"Brett Weston: Out of the Shadow'' is a title with two meanings.
The first meaning refers to family and
reputation. Brett Weston (1911-93) was the son of Edward Weston, one of
the great photographers of the 20th century. The younger Weston was very
good, but not that good.
As the high caliber of the early work at the Currier Museum of Art
shows, Weston was a photographic prodigy. "He is doing better work at
fourteen than I did at thirty,'' his father noted.
A picture like "Dune, Oceano,'' from 1934, with its curving overlay of
darkness upon sand, indicates the other significance of shadow in the

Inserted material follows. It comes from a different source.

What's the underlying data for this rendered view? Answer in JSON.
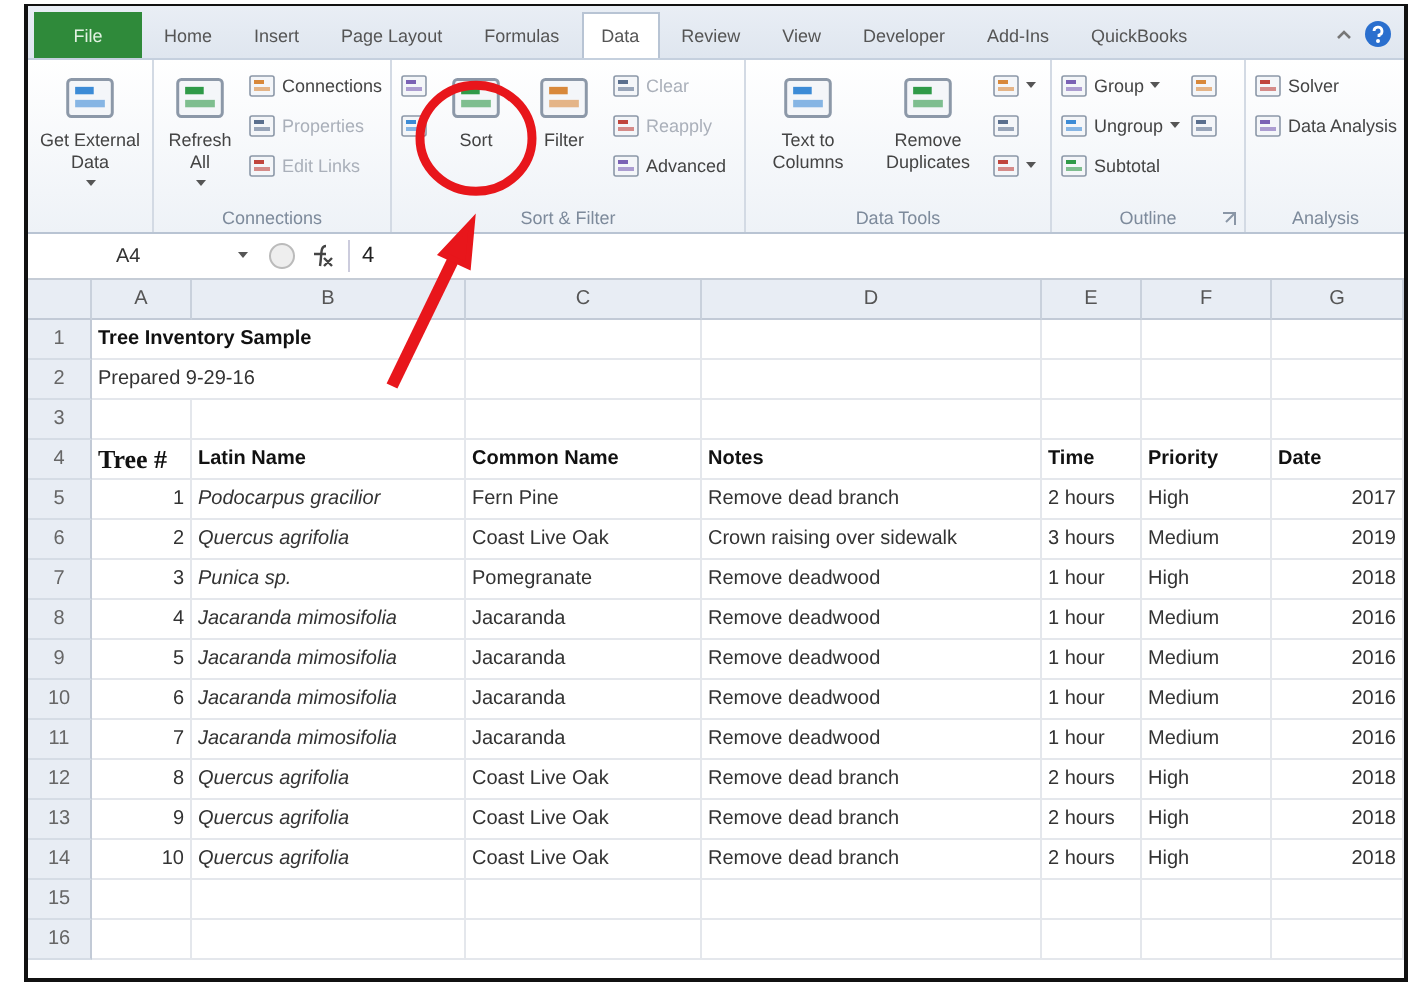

title. It's quite literal. Weston loved light's absence. Contrast wasn't
so much a technical device he employed as a defining principle of his
art. For him, shadow wasn't just light absent but light negated.
Read the complete review in The Boston Globe.